— Input —
╭──
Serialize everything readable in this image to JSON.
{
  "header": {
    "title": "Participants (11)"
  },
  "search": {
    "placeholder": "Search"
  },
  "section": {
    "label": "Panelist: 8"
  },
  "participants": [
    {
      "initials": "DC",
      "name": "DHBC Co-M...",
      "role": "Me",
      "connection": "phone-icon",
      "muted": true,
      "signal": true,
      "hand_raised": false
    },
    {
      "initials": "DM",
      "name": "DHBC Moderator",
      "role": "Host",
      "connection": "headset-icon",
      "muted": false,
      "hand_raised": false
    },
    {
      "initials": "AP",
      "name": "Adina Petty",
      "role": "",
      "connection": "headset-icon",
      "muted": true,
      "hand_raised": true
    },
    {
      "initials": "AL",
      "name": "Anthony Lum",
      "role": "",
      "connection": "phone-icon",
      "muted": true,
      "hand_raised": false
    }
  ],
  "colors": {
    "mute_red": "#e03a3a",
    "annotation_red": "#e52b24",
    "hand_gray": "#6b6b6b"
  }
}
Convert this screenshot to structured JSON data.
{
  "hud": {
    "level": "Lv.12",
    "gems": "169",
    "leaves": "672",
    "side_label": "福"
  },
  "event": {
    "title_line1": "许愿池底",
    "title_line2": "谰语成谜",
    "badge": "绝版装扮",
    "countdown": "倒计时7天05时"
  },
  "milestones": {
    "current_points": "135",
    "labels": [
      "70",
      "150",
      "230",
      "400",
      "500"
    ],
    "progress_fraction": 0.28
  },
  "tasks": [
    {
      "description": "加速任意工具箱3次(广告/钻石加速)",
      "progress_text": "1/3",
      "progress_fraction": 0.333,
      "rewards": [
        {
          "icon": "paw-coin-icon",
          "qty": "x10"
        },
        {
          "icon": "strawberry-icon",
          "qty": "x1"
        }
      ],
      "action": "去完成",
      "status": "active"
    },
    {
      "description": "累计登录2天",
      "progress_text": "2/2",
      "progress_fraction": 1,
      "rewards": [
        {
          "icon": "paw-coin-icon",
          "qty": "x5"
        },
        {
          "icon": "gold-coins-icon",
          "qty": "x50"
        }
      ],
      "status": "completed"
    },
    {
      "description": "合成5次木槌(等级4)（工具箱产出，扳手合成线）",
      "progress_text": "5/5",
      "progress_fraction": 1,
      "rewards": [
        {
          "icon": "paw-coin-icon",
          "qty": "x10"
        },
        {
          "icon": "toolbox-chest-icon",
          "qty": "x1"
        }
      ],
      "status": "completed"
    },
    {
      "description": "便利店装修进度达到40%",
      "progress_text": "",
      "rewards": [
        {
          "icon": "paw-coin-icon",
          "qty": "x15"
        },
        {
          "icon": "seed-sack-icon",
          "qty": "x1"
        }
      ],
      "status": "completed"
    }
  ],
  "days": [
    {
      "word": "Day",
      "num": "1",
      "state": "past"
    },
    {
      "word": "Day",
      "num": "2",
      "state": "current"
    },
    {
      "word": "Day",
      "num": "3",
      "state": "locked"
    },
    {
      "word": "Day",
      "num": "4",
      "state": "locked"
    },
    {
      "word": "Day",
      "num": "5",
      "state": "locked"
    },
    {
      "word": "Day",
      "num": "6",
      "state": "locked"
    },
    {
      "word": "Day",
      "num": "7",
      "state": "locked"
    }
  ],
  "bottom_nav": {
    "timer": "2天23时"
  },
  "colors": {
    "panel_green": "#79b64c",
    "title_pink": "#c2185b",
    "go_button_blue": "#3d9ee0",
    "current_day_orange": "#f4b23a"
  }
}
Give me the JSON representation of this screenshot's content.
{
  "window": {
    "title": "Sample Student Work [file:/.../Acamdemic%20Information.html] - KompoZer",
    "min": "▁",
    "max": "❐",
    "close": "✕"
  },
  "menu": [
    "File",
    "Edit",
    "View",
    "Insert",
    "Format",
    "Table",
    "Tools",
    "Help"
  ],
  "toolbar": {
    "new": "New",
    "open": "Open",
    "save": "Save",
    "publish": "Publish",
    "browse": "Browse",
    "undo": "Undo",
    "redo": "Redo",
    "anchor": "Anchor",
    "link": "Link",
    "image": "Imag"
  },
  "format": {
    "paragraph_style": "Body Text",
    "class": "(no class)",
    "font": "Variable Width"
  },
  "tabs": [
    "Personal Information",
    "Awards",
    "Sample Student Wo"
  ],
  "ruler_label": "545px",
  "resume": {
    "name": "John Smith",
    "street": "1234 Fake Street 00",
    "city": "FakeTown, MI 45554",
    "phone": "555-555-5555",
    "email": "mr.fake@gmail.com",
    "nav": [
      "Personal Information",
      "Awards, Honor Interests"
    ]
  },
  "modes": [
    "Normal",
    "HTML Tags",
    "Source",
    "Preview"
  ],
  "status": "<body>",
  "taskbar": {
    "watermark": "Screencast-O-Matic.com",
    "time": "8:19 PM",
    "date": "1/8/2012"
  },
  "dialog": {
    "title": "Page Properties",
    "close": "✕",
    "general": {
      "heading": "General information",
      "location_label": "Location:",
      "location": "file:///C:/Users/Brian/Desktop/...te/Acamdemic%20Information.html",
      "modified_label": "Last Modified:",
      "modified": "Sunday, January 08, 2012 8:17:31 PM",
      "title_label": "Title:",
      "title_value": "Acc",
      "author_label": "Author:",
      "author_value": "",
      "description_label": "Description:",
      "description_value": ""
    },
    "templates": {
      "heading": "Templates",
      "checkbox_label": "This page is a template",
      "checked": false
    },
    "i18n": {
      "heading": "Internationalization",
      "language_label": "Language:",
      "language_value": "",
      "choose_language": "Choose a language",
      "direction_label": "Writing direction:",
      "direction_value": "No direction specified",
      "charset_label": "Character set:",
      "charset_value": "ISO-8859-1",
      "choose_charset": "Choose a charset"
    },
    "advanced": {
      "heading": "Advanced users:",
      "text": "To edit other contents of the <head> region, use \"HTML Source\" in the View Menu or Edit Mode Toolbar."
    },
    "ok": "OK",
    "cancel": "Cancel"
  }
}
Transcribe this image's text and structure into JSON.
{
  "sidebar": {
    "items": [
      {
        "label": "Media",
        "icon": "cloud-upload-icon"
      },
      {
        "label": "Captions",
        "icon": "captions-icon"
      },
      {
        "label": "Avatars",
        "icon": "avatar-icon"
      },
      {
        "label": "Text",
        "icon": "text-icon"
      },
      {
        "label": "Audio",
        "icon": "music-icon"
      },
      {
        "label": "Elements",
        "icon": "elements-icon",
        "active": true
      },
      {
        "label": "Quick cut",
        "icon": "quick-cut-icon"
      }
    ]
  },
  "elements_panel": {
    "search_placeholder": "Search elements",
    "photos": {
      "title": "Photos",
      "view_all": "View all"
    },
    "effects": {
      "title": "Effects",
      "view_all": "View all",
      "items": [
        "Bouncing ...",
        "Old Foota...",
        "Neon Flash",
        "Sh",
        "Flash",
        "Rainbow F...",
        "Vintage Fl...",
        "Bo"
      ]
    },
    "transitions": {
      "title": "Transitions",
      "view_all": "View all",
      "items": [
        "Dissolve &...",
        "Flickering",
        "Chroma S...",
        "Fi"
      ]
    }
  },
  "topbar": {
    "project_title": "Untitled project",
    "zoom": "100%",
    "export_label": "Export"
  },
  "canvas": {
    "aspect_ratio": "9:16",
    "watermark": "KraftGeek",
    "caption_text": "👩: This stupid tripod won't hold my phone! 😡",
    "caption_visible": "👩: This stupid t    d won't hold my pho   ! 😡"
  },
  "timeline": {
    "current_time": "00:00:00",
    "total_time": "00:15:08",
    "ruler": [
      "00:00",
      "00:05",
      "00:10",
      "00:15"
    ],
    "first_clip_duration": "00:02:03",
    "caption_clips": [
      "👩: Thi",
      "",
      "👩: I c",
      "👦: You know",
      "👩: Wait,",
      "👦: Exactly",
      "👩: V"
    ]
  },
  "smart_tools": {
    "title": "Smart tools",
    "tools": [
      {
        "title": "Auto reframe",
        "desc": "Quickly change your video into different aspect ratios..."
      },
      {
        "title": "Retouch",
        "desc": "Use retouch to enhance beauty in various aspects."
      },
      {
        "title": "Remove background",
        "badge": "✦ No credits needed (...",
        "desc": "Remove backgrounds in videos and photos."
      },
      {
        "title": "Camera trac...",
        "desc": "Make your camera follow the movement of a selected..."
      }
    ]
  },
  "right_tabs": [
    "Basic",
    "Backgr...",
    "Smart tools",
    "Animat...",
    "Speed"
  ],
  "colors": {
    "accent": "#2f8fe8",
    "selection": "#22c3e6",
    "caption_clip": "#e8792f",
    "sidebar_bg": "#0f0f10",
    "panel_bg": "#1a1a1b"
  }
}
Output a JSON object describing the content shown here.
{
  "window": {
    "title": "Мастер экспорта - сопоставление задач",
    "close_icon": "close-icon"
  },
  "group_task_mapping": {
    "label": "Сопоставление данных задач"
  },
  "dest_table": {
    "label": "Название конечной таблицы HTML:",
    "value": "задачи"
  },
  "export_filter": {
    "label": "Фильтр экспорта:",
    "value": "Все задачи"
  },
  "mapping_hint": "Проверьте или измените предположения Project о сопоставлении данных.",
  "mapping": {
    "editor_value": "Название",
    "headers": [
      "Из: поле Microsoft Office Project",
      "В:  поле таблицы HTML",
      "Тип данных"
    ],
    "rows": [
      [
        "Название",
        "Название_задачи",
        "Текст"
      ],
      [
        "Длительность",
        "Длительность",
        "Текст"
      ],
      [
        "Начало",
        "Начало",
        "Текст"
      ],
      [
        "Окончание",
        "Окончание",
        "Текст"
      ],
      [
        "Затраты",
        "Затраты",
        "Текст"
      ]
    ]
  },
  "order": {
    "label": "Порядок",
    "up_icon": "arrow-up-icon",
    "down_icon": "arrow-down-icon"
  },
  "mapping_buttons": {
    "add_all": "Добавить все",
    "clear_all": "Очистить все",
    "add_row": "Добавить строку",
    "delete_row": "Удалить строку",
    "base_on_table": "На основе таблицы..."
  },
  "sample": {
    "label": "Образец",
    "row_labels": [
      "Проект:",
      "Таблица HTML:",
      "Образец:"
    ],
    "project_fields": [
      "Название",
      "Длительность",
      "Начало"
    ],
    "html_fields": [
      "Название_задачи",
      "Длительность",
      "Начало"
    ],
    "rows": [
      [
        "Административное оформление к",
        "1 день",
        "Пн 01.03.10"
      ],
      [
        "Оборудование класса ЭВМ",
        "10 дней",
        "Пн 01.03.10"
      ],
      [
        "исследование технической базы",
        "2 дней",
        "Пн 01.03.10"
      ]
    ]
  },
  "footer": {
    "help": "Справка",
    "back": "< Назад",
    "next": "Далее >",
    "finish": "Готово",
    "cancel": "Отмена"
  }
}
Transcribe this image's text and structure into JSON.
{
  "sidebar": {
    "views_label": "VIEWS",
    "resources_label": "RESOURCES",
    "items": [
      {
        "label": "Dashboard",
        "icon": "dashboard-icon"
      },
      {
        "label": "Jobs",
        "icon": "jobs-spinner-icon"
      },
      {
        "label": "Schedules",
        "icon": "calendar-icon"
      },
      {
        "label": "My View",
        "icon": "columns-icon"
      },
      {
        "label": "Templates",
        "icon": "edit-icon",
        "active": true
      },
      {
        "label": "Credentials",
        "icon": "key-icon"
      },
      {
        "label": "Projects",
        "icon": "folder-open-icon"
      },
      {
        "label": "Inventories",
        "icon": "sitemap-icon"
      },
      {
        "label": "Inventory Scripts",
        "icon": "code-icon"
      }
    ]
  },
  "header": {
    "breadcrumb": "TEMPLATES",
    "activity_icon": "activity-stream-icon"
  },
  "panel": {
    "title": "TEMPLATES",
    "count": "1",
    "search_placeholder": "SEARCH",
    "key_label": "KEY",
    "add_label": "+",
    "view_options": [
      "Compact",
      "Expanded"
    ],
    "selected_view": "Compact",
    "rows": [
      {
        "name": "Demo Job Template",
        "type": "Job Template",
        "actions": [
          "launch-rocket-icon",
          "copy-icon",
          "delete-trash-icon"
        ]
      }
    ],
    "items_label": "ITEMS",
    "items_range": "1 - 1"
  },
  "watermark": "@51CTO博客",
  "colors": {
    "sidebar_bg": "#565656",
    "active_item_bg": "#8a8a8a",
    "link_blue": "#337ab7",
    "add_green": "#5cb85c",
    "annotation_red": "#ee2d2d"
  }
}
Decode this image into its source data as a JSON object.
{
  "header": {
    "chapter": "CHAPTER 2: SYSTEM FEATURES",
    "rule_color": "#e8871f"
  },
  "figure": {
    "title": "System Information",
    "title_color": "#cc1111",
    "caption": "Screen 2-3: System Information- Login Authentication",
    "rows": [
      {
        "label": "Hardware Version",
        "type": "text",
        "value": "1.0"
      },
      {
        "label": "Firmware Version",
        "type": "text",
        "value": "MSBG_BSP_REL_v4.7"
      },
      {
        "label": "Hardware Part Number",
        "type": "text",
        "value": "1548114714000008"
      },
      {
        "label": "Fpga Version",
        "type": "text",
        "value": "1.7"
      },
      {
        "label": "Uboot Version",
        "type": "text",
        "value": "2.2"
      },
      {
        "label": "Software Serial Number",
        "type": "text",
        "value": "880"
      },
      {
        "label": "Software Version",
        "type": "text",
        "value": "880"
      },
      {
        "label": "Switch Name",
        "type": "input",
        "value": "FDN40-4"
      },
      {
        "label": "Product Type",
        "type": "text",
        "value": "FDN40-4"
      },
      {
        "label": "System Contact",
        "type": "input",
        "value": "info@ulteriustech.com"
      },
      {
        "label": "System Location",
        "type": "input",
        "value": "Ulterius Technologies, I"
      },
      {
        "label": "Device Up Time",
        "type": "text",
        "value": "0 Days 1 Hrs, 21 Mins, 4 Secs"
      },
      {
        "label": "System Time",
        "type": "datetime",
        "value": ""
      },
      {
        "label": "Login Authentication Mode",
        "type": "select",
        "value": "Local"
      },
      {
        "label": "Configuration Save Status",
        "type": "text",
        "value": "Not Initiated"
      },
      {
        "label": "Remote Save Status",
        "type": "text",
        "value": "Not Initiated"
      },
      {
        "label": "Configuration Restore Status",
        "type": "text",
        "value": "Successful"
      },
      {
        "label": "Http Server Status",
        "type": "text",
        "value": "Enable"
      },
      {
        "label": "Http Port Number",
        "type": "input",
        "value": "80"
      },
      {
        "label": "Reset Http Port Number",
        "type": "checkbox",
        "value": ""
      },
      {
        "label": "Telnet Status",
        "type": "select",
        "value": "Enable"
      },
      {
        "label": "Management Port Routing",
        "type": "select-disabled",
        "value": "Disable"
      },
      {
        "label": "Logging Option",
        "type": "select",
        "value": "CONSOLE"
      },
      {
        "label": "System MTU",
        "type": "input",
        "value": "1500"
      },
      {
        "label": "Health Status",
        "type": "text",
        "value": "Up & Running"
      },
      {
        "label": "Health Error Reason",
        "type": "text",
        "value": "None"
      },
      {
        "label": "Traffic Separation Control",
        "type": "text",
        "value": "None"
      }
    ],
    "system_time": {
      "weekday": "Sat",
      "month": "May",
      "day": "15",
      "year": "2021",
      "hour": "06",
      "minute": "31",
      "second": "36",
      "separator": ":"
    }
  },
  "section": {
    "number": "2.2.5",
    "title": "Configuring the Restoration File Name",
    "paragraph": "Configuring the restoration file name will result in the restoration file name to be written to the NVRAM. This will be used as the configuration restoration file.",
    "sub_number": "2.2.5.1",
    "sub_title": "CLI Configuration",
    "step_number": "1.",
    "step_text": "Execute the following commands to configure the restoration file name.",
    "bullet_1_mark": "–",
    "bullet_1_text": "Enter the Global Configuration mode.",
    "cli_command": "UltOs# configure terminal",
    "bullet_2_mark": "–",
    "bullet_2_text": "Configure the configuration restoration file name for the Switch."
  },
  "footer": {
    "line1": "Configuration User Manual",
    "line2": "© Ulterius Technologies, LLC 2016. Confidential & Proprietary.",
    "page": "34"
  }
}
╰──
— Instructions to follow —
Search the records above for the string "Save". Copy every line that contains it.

— Result —
    "save": "Save",
        "label": "Configuration Save Status",
        "label": "Remote Save Status",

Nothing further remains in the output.